The best way I can describe the cloudiness I've been experiencing... for contact wearers, if you wear your contacts and fall asleep, and wake up, and they're all dried out and stuck to your eyes? Know how your vision is sorta cloudy? That's what it looks like. For non-contact wearers, I guess the best analogy I can come up with is that it looks like when you get out of the shower, and the bathroom is kinda steamy so it's "cloudy" in there.
My post-op appointment was at 8:15 a.m., so I got up and got ready to go the doctor (which basically consisted of changing my clothes into OTHER comfy clothes, pulling my hair up, brushing my teeth, and leaving the house). At my appointment, Dr. Hindman checked out my eyes with her little microscope thing, and then performed a basic eye test. I could already see 20/20 unassisted. Pretty damn amazing.
I was told I could stop using the steroid eye drops (which I was happy about since they stung, and I could taste them in the back of my throat whenever I used them... weird, I know). I did, however, have to start artificial tears and antibiotic eye drops. The antibiotic drops were to be used 4 times a day for five days, and the artificial tears were supposed to be used every hour or so. Whenever I'm watching TV or on the computer, I try to remember to use them every half hour because activities like this make your eyes stare and you don't blink as much as you should.
I spent Wednesday and Thursday home from work just getting used to my new vision. It would have been pretty painful and annoying to sit in front of a computer all day so I'm glad I took the two days off. By Wednesday night, I was feeling good enough to have Michael take a few pictures.
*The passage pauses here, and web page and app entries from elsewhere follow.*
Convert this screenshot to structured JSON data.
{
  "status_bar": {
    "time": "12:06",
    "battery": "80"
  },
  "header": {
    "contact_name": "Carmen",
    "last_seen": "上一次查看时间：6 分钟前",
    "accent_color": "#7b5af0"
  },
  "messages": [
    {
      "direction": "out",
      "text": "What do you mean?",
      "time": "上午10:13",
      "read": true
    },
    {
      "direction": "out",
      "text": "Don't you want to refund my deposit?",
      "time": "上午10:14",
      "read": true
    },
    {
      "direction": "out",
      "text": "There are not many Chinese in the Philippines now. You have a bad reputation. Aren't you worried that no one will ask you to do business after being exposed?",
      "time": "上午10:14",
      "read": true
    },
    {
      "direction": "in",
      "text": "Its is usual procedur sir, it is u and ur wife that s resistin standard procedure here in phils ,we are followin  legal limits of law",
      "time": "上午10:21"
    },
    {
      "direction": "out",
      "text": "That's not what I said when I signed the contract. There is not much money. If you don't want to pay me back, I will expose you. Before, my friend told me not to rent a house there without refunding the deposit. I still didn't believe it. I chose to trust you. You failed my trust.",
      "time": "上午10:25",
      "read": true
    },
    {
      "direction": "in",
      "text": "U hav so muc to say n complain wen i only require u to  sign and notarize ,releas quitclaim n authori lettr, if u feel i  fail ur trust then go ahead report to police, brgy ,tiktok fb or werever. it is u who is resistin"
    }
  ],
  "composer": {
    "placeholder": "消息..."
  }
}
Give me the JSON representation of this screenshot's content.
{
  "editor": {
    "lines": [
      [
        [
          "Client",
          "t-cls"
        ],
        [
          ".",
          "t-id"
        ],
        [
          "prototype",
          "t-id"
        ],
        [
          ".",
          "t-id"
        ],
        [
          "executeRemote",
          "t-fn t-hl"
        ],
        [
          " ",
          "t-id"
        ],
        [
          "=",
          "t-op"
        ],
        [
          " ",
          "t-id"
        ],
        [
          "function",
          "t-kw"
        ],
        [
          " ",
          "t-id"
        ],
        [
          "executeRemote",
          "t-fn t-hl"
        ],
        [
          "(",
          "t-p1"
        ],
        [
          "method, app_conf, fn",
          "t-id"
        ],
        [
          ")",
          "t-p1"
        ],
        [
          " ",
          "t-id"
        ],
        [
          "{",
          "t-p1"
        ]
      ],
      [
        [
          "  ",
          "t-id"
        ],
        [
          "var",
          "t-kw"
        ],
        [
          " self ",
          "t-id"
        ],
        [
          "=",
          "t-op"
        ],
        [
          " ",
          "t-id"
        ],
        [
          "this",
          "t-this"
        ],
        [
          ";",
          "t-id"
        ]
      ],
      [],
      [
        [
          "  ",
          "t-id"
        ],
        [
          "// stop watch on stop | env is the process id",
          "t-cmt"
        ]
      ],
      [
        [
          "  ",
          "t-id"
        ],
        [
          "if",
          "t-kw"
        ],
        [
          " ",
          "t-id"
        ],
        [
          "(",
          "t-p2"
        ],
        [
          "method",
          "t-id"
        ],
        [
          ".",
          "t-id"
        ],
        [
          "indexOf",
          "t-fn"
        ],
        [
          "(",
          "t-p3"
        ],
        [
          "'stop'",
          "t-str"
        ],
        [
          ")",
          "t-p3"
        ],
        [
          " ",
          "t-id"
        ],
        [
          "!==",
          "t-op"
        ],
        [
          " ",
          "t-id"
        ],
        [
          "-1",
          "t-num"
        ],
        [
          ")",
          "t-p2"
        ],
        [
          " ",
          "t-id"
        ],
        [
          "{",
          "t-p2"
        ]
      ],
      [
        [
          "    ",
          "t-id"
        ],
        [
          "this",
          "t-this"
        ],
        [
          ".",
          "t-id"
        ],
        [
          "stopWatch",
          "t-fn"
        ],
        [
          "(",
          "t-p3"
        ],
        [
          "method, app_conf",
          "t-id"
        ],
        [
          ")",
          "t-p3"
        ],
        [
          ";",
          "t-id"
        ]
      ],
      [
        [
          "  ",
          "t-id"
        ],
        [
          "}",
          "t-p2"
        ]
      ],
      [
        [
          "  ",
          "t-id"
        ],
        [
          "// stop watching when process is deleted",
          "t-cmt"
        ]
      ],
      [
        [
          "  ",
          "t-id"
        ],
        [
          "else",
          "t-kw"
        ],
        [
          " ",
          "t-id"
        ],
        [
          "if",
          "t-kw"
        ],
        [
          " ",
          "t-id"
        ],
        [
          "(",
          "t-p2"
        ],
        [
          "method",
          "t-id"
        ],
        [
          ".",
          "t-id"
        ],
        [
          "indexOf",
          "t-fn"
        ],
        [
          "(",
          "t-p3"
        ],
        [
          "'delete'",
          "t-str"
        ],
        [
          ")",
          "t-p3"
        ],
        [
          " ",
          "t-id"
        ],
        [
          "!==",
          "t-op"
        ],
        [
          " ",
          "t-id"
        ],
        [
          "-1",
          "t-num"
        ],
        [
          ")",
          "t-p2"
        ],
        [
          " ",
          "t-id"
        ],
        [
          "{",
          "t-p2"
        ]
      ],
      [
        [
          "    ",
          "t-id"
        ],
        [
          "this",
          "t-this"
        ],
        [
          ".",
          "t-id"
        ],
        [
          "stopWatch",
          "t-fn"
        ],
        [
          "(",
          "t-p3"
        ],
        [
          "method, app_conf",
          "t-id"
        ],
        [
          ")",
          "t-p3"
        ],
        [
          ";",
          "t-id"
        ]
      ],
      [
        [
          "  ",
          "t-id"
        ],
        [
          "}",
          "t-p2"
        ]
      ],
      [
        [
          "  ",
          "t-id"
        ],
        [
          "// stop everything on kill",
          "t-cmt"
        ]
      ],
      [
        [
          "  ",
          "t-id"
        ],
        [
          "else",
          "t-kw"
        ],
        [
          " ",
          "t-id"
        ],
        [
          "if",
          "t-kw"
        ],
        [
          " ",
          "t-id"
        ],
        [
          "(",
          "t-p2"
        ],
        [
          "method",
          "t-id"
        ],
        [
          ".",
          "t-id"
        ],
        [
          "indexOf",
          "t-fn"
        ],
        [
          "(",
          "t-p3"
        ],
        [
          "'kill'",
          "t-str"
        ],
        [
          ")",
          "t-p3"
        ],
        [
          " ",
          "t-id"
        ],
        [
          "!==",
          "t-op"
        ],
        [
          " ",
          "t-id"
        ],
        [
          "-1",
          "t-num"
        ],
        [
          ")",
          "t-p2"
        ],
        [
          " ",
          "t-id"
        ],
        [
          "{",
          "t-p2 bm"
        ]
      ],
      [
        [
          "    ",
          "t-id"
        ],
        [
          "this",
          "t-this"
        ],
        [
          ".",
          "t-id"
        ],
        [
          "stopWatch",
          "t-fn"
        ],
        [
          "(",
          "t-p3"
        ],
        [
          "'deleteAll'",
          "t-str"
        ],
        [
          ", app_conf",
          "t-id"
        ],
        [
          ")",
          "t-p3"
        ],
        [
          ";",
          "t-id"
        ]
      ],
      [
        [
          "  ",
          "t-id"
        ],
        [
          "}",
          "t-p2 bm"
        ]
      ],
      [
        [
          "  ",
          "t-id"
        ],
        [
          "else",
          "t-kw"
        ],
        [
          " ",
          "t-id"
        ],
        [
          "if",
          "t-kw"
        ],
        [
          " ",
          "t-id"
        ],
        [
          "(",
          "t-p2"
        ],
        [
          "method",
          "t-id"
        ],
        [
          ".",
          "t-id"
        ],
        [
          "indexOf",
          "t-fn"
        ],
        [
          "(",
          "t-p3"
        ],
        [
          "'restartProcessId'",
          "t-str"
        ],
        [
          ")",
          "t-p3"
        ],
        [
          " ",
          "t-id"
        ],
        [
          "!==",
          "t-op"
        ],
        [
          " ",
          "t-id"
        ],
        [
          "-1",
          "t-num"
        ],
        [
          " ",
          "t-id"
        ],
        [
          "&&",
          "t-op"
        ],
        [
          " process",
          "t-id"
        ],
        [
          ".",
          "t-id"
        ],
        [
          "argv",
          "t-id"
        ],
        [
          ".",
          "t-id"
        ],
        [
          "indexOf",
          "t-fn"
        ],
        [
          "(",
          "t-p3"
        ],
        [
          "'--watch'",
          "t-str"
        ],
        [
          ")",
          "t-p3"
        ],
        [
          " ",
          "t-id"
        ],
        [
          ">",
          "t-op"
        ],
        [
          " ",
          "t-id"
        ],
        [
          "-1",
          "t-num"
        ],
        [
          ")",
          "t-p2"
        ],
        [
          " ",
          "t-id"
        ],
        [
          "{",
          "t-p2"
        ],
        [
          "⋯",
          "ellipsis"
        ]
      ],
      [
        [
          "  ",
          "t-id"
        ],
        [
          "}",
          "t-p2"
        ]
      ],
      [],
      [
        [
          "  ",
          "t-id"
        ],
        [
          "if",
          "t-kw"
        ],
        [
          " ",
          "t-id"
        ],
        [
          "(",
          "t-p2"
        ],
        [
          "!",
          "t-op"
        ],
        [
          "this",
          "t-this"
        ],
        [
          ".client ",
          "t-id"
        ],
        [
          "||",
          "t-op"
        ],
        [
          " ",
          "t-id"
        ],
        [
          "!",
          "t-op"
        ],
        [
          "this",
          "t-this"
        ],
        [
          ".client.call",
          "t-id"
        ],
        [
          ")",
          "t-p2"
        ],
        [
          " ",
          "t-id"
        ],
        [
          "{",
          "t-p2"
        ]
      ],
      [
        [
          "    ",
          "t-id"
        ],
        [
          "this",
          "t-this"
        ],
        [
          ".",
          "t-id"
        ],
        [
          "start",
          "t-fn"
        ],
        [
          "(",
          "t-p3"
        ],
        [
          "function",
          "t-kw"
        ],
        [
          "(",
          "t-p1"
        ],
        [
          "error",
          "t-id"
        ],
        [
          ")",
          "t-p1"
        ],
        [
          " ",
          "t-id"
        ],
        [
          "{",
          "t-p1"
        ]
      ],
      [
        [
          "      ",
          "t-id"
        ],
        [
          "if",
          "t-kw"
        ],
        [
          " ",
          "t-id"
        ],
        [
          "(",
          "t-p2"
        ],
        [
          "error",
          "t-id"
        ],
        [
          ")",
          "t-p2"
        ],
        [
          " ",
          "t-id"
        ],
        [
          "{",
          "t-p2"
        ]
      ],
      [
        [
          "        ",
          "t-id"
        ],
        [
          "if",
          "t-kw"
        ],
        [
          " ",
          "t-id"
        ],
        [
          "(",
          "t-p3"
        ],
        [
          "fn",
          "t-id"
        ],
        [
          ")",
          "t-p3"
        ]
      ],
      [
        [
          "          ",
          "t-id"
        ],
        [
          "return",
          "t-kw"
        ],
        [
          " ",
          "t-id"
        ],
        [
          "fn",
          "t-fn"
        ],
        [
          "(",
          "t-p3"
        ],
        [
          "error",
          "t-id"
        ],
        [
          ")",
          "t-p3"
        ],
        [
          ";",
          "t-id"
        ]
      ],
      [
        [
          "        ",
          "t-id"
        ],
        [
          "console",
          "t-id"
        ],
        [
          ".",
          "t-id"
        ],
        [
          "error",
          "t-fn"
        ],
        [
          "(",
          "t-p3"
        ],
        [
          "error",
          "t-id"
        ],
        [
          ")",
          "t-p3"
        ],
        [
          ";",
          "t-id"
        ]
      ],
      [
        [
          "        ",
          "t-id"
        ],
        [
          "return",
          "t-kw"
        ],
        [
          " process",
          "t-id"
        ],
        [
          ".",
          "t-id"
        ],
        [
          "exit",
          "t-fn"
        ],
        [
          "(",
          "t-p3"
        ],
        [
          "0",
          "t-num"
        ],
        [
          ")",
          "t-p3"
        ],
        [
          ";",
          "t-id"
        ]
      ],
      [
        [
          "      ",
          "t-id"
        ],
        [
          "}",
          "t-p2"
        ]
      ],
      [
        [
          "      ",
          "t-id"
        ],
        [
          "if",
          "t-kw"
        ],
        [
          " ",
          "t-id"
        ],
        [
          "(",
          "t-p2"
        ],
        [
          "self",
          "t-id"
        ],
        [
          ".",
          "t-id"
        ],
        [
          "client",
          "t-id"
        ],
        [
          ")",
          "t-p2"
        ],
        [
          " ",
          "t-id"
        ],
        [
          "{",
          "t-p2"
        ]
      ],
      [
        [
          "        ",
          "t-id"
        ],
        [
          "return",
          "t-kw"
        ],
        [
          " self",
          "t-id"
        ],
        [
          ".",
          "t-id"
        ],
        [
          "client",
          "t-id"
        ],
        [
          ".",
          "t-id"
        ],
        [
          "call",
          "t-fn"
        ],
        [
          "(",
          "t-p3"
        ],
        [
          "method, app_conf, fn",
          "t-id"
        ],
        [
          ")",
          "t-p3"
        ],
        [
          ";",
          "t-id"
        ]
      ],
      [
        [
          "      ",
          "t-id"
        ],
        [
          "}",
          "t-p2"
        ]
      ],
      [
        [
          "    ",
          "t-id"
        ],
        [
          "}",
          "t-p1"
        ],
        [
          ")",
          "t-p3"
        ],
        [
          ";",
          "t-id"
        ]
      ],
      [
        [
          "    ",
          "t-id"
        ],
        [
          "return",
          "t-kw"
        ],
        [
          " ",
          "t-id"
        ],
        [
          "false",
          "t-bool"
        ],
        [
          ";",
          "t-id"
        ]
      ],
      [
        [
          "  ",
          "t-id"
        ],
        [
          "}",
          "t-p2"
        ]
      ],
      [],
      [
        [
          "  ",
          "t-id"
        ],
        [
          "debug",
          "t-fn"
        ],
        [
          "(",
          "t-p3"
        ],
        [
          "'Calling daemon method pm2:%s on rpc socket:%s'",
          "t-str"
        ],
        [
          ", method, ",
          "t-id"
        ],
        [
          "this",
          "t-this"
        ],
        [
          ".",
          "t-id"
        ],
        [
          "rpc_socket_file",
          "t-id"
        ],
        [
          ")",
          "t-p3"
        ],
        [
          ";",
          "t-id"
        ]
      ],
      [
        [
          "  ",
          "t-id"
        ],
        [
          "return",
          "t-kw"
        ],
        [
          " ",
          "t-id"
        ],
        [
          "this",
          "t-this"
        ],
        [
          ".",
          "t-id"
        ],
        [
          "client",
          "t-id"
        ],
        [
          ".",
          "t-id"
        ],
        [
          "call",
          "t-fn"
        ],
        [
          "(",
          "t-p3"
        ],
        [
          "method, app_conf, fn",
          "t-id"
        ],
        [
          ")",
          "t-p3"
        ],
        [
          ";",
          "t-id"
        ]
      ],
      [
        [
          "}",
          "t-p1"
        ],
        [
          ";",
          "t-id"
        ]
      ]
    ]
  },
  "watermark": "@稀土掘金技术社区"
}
Here I am, showing off my wonderfully fashionable goggles:
Aren't they pretty?? Luckily, I only had to wear them full-time until my post-op appointment the morning after the surgery. I do, however, have to wear them to bed for 5-7 nights. It's really FUN to sleep in goggles, I tell you. I've been doing OK with it, which I'm grateful for. The worst part is that they ask you to tape them to your face using this REALLY sticky tape they give you. They don't want the goggles to move on your face during the night and bump your eye. The tape is much worse than ripping off a bandaid in the morning, and it irritates my skin, which is just great. But I'd rather be safe than sorry, so I've been following doctor's orders on it.
Here is a close-up of my right eye with the broken blood vessels:
It made a really nice look for Halloween. Even though we don't have any trick-or-treaters at our house. :( It's already starting to look a lot better, but it will likely be with me for another week or so. It's like a bruise, so it takes a while to go away.I've been using the eye drops pretty religiously, and my eyes feel pretty good. I'm still getting a bit of the cloudiness, but I'm told that's normal. My vision is also kind of unstable. It'll be really clear at times, and sort of blurry at others. Especially if I'm coming from the outdoors (which is always really clear) to indoors and there's a change in lighting. It'll get better with time. I have a one-week follow-up appointment with Dr. Hindman on Wednesday so I'll get to ask her a bunch more questions and she'll check me out again to make sure I'm moving along in the healing process.
I'm looking forward to the cloudiness going away, and for my vision to become fabulous all of the time. But things have gone amazingly well and I really have no complaints so far. I'm really glad I had the surgery, and as long as everything heals as it should... I'm going to be absolutely ecstatic with the whole experience.
I guess that's about all I can say at this point (do you think I've said enough?? haha). If anyone out there is interested in any other information, or you have questions, please let me know. I'd be more than willing to share any knowledge or experience I have had with it all.